When California’s stay-at-home orders extended into the summer, the ALS-U project team encountered yet another wrench thrown into their plans: The synchrotron’s summer shutdown – a scheduled “dark” period in preparation for the ALS upgrade project – was shortened, pushing some work into the future, creating a domino effect on the project’s schedule.

“As we approached CD-2, one of the tricky things we needed to get right was developing an informed estimate of potential cost-and-schedule risks represented by the COVID-19 pandemic,” Leftwich-Vann said. “This was new territory, of course, but the team came up with a good solution that helped us solidify our CD-2 cost and schedule: an estimate of future COVID risks based on our experience to date and incorporating likely outcomes based on the best available information.”

Robin said that the ALS-U design is slated for completion in 2022. After that, Berkeley Lab will apply for the next stage of the project: federal “CD-3” approval to start construction on the storage ring replacement, beamline upgrades, realignment, and construction, and begin the seismic and shielding upgrade of the concrete tunnel that houses the storage ring and the accumulator.

The iconic dome of the building that houses the ALS – which was designed in the 1930s by Arthur Brown Jr., the architect for the San Francisco landmark Coit Tower – will be preserved in the upgrade project. The dome originally housed an accelerator known as the 184-inch cyclotron.

“The upgrade will enable the Department of Energy to provide a research tool at Berkeley Lab that is really unique: highly coherent, bright beams of soft X-ray light to probe functional materials for new applications in energy, the environment, and health that isn’t yet possible,” said Robin. “It’s very exciting to think about how this upgrade could help researchers develop new materials and technologies that improve our way of life.”

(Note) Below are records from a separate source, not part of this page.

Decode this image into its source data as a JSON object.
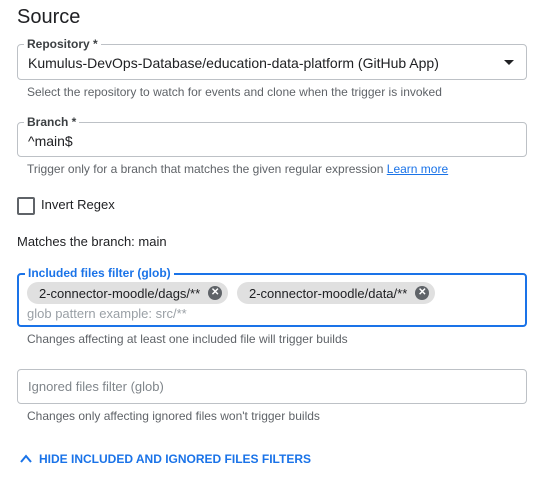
{
  "section_title": "Source",
  "repository": {
    "label": "Repository *",
    "value": "Kumulus-DevOps-Database/education-data-platform (GitHub App)",
    "hint": "Select the repository to watch for events and clone when the trigger is invoked"
  },
  "branch": {
    "label": "Branch *",
    "value": "^main$",
    "hint": "Trigger only for a branch that matches the given regular expression",
    "hint_link": "Learn more"
  },
  "invert_regex": {
    "label": "Invert Regex",
    "checked": false
  },
  "matches_text": "Matches the branch: main",
  "included_filter": {
    "label": "Included files filter (glob)",
    "chips": [
      "2-connector-moodle/dags/**",
      "2-connector-moodle/data/**"
    ],
    "placeholder": "glob pattern example: src/**",
    "hint": "Changes affecting at least one included file will trigger builds"
  },
  "ignored_filter": {
    "placeholder": "Ignored files filter (glob)",
    "hint": "Changes only affecting ignored files won't trigger builds"
  },
  "toggle_label": "HIDE INCLUDED AND IGNORED FILES FILTERS",
  "colors": {
    "accent": "#1a73e8",
    "border": "#bdc1c6",
    "chip": "#e0e0e0"
  }
}
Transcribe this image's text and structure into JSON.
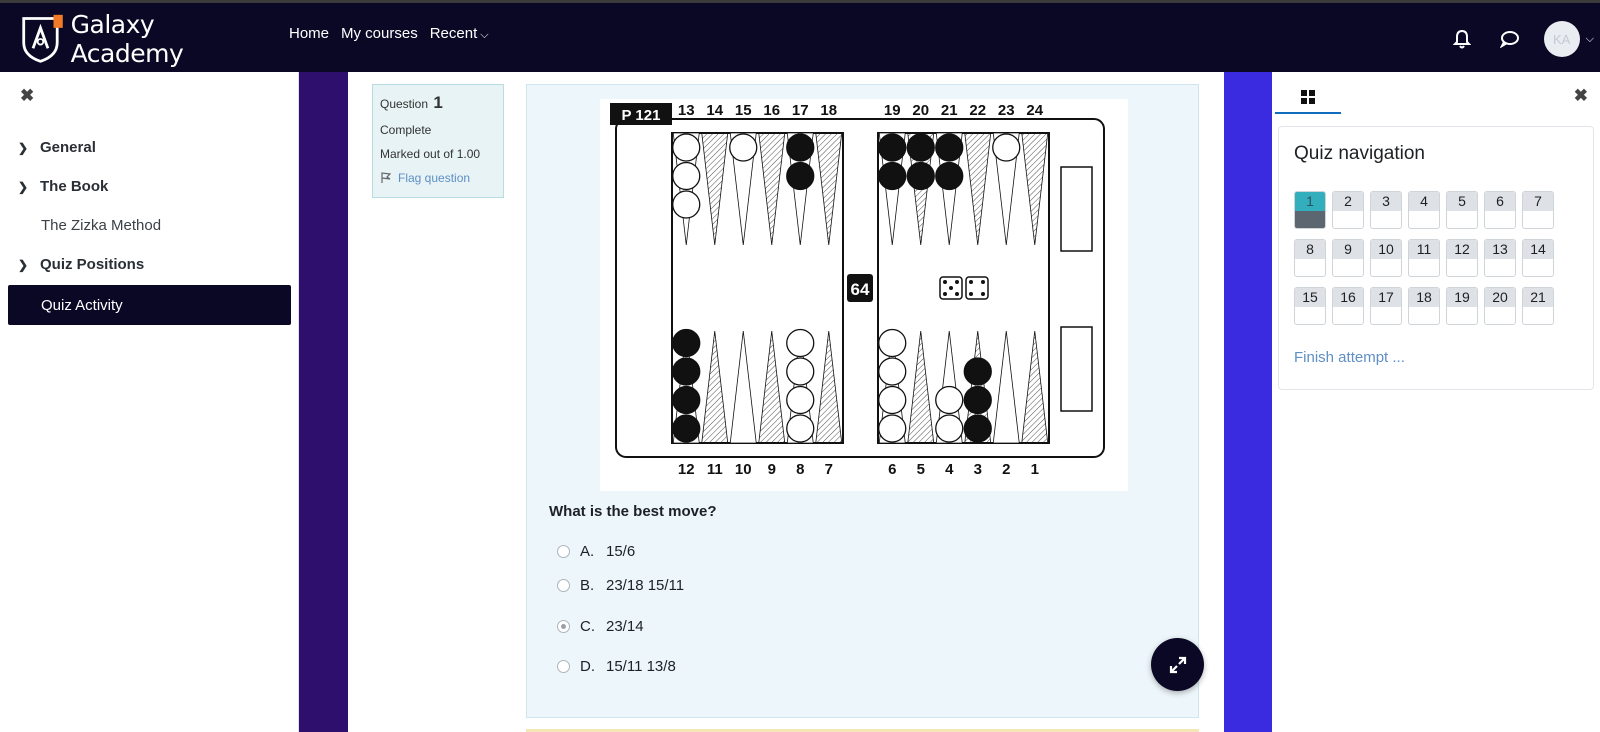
{
  "navbar": {
    "brand": "Galaxy Academy",
    "links": [
      "Home",
      "My courses",
      "Recent"
    ],
    "avatar_initials": "KA"
  },
  "course_index": {
    "items": [
      {
        "label": "General",
        "type": "section"
      },
      {
        "label": "The Book",
        "type": "section"
      },
      {
        "label": "The Zizka Method",
        "type": "activity"
      },
      {
        "label": "Quiz Positions",
        "type": "section"
      },
      {
        "label": "Quiz Activity",
        "type": "active"
      }
    ]
  },
  "question_info": {
    "label": "Question",
    "number": "1",
    "state": "Complete",
    "grade": "Marked out of 1.00",
    "flag_label": "Flag question"
  },
  "board": {
    "position_label": "P 121",
    "cube_value": "64",
    "top_points": [
      "13",
      "14",
      "15",
      "16",
      "17",
      "18",
      "19",
      "20",
      "21",
      "22",
      "23",
      "24"
    ],
    "bottom_points": [
      "12",
      "11",
      "10",
      "9",
      "8",
      "7",
      "6",
      "5",
      "4",
      "3",
      "2",
      "1"
    ],
    "dice": [
      5,
      4
    ],
    "checkers": {
      "13": {
        "color": "white",
        "count": 3
      },
      "15": {
        "color": "white",
        "count": 1
      },
      "17": {
        "color": "black",
        "count": 2
      },
      "19": {
        "color": "black",
        "count": 2
      },
      "20": {
        "color": "black",
        "count": 2
      },
      "21": {
        "color": "black",
        "count": 2
      },
      "23": {
        "color": "white",
        "count": 1
      },
      "12": {
        "color": "black",
        "count": 4
      },
      "8": {
        "color": "white",
        "count": 4
      },
      "6": {
        "color": "white",
        "count": 4
      },
      "4": {
        "color": "white",
        "count": 2
      },
      "3": {
        "color": "black",
        "count": 3
      }
    }
  },
  "question": {
    "text": "What is the best move?",
    "answers": [
      {
        "letter": "A.",
        "text": "15/6",
        "checked": false
      },
      {
        "letter": "B.",
        "text": "23/18 15/11",
        "checked": false
      },
      {
        "letter": "C.",
        "text": "23/14",
        "checked": true
      },
      {
        "letter": "D.",
        "text": "15/11 13/8",
        "checked": false
      }
    ]
  },
  "quiz_navigation": {
    "title": "Quiz navigation",
    "questions": [
      "1",
      "2",
      "3",
      "4",
      "5",
      "6",
      "7",
      "8",
      "9",
      "10",
      "11",
      "12",
      "13",
      "14",
      "15",
      "16",
      "17",
      "18",
      "19",
      "20",
      "21"
    ],
    "current": "1",
    "finish_label": "Finish attempt ..."
  },
  "colors": {
    "navbar": "#0b0826",
    "band_left": "#2e0f6e",
    "band_right": "#3a2ae0",
    "current_question": "#33aebd",
    "link": "#5f8fc4"
  }
}
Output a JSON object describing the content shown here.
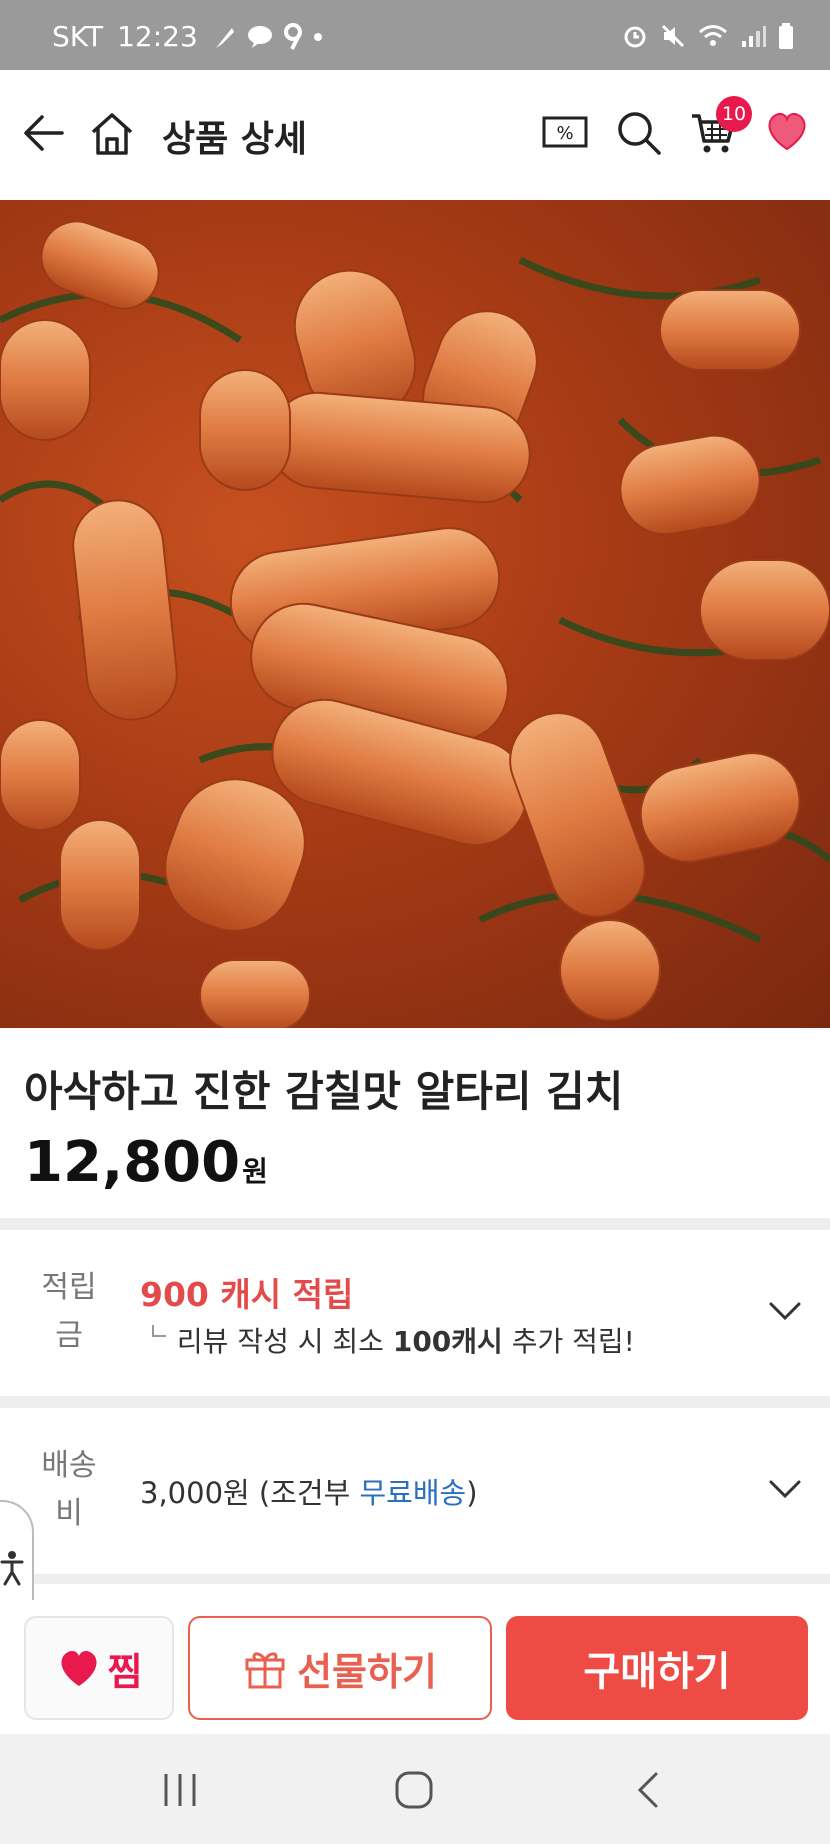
{
  "status_bar": {
    "carrier": "SKT",
    "time": "12:23"
  },
  "header": {
    "title": "상품 상세",
    "cart_count": "10",
    "icons": [
      "back-arrow-icon",
      "home-icon",
      "coupon-icon",
      "search-icon",
      "cart-icon",
      "heart-icon"
    ],
    "coupon_symbol": "%"
  },
  "product": {
    "image_alt": "알타리 김치 상품 이미지",
    "title": "아삭하고 진한 감칠맛 알타리 김치",
    "price": "12,800",
    "price_unit": "원"
  },
  "points": {
    "label_line1": "적립",
    "label_line2": "금",
    "main": "900 캐시 적립",
    "sub_prefix": "리뷰 작성 시 최소 ",
    "sub_bold": "100캐시",
    "sub_suffix": " 추가 적립!"
  },
  "shipping": {
    "label_line1": "배송",
    "label_line2": "비",
    "fee": "3,000원 (조건부 ",
    "free": "무료배송",
    "close_paren": ")"
  },
  "actions": {
    "zzim": "찜",
    "gift": "선물하기",
    "buy": "구매하기"
  },
  "colors": {
    "accent_pink": "#e8194d",
    "points_red": "#e34a4a",
    "buy_red": "#ee4b45",
    "free_blue": "#2b6fbf"
  }
}
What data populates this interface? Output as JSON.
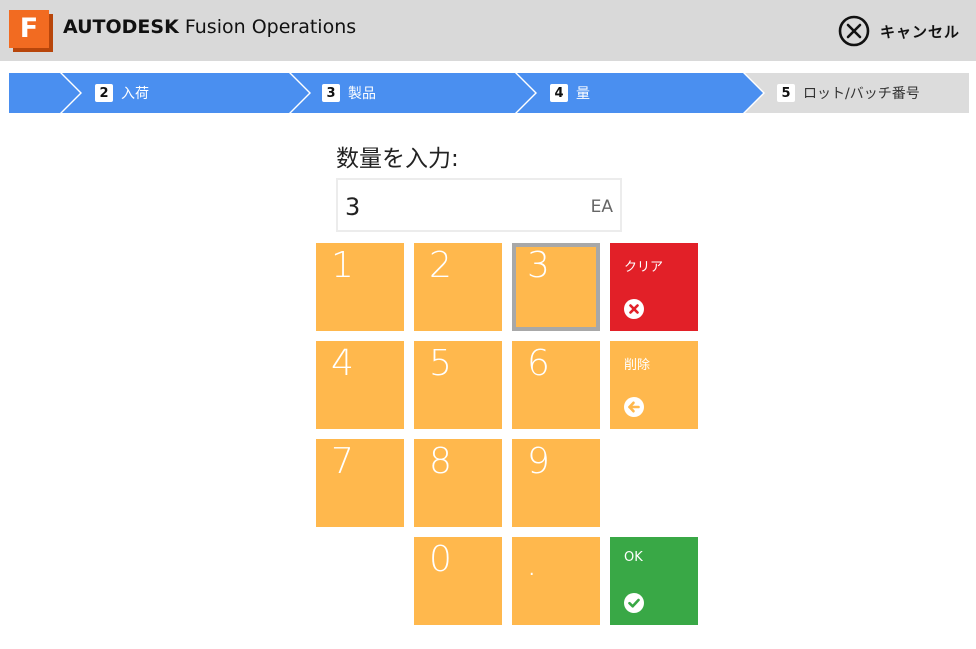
{
  "header": {
    "logo_letter": "F",
    "brand_bold": "AUTODESK",
    "brand_product": "Fusion Operations",
    "cancel_label": "キャンセル"
  },
  "steps": [
    {
      "number": "2",
      "label": "入荷",
      "state": "complete"
    },
    {
      "number": "3",
      "label": "製品",
      "state": "complete"
    },
    {
      "number": "4",
      "label": "量",
      "state": "current"
    },
    {
      "number": "5",
      "label": "ロット/バッチ番号",
      "state": "upcoming"
    }
  ],
  "quantity": {
    "prompt": "数量を入力:",
    "value": "3",
    "unit": "EA"
  },
  "keypad": {
    "k1": "1",
    "k2": "2",
    "k3": "3",
    "k4": "4",
    "k5": "5",
    "k6": "6",
    "k7": "7",
    "k8": "8",
    "k9": "9",
    "k0": "0",
    "kdot": ".",
    "clear_label": "クリア",
    "delete_label": "削除",
    "ok_label": "OK",
    "selected_key": "3"
  },
  "colors": {
    "key": "#ffb84d",
    "clear": "#e22028",
    "ok": "#39a846",
    "step_active": "#4a8ff0",
    "step_inactive": "#dcdcdc",
    "header_bg": "#d9d9d9",
    "logo": "#f26b21"
  }
}
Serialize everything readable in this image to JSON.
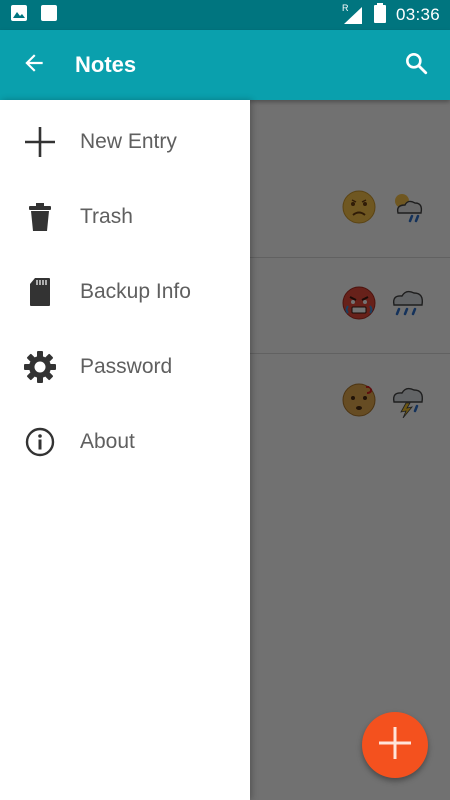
{
  "status_bar": {
    "time": "03:36",
    "icons": [
      "image-icon",
      "square-notification-icon",
      "signal-icon",
      "battery-icon"
    ],
    "signal_label": "R"
  },
  "app_bar": {
    "title": "Notes",
    "back_icon": "arrow-left-icon",
    "search_icon": "search-icon",
    "color": "#0aa0ad"
  },
  "drawer": {
    "items": [
      {
        "label": "New Entry",
        "icon": "plus-icon"
      },
      {
        "label": "Trash",
        "icon": "trash-icon"
      },
      {
        "label": "Backup Info",
        "icon": "sd-card-icon"
      },
      {
        "label": "Password",
        "icon": "gear-icon"
      },
      {
        "label": "About",
        "icon": "info-icon"
      }
    ]
  },
  "entries": [
    {
      "mood_icon": "sad-face-icon",
      "weather_icon": "partly-cloudy-rain-icon"
    },
    {
      "mood_icon": "angry-face-icon",
      "weather_icon": "rain-cloud-icon"
    },
    {
      "mood_icon": "confused-face-icon",
      "weather_icon": "thunderstorm-icon"
    }
  ],
  "fab": {
    "icon": "plus-icon",
    "color": "#f4511e"
  }
}
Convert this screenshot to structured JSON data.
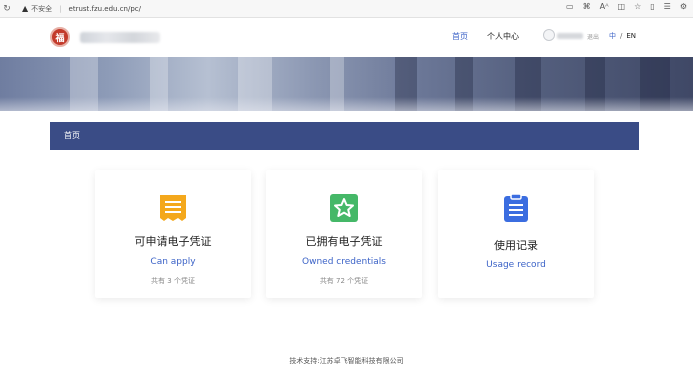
{
  "browser": {
    "security_label": "不安全",
    "url": "etrust.fzu.edu.cn/pc/"
  },
  "header": {
    "logo_char": "福",
    "nav": {
      "home": "首页",
      "personal_center": "个人中心"
    },
    "logout": "退出",
    "lang": {
      "zh": "中",
      "separator": "/",
      "en": "EN"
    }
  },
  "breadcrumb": {
    "current": "首页"
  },
  "cards": [
    {
      "title": "可申请电子凭证",
      "subtitle": "Can apply",
      "count_text": "共有 3 个凭证",
      "icon": "document-list-icon",
      "color": "#f4a81c"
    },
    {
      "title": "已拥有电子凭证",
      "subtitle": "Owned credentials",
      "count_text": "共有 72 个凭证",
      "icon": "star-badge-icon",
      "color": "#45b868"
    },
    {
      "title": "使用记录",
      "subtitle": "Usage record",
      "count_text": "",
      "icon": "clipboard-icon",
      "color": "#3b6de0"
    }
  ],
  "footer": {
    "text": "技术支持:江苏卓飞智能科技有限公司"
  },
  "colors": {
    "accent": "#3c63c7",
    "breadcrumb_bg": "#3a4c86"
  }
}
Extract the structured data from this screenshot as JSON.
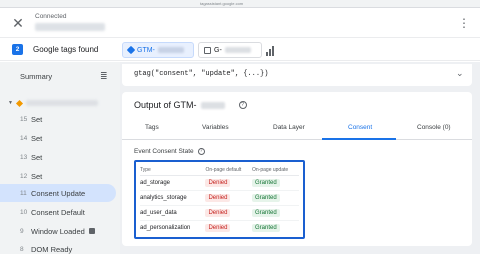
{
  "browser": {
    "url": "tagassistant.google.com"
  },
  "header": {
    "connected_label": "Connected"
  },
  "tagsbar": {
    "count": "2",
    "label": "Google tags found",
    "chips": [
      {
        "prefix": "GTM-"
      },
      {
        "prefix": "G-"
      }
    ]
  },
  "sidebar": {
    "summary": "Summary",
    "items": [
      {
        "num": "15",
        "label": "Set"
      },
      {
        "num": "14",
        "label": "Set"
      },
      {
        "num": "13",
        "label": "Set"
      },
      {
        "num": "12",
        "label": "Set"
      },
      {
        "num": "11",
        "label": "Consent Update",
        "active": true
      },
      {
        "num": "10",
        "label": "Consent Default"
      },
      {
        "num": "9",
        "label": "Window Loaded"
      },
      {
        "num": "8",
        "label": "DOM Ready"
      }
    ]
  },
  "main": {
    "code": "gtag(\"consent\", \"update\", {...})",
    "output_title": "Output of GTM-",
    "tabs": [
      "Tags",
      "Variables",
      "Data Layer",
      "Consent",
      "Console (0)"
    ],
    "active_tab": "Consent",
    "section_label": "Event Consent State",
    "table": {
      "headers": [
        "Type",
        "On-page default",
        "On-page update"
      ],
      "rows": [
        {
          "type": "ad_storage",
          "default": "Denied",
          "update": "Granted"
        },
        {
          "type": "analytics_storage",
          "default": "Denied",
          "update": "Granted"
        },
        {
          "type": "ad_user_data",
          "default": "Denied",
          "update": "Granted"
        },
        {
          "type": "ad_personalization",
          "default": "Denied",
          "update": "Granted"
        }
      ]
    }
  },
  "colors": {
    "accent": "#1a73e8",
    "denied": "#c5221f",
    "granted": "#137333",
    "active_bg": "#d3e3fd"
  }
}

The Advanced Light Source is a DOE Office of Science User Facility.”

Link to article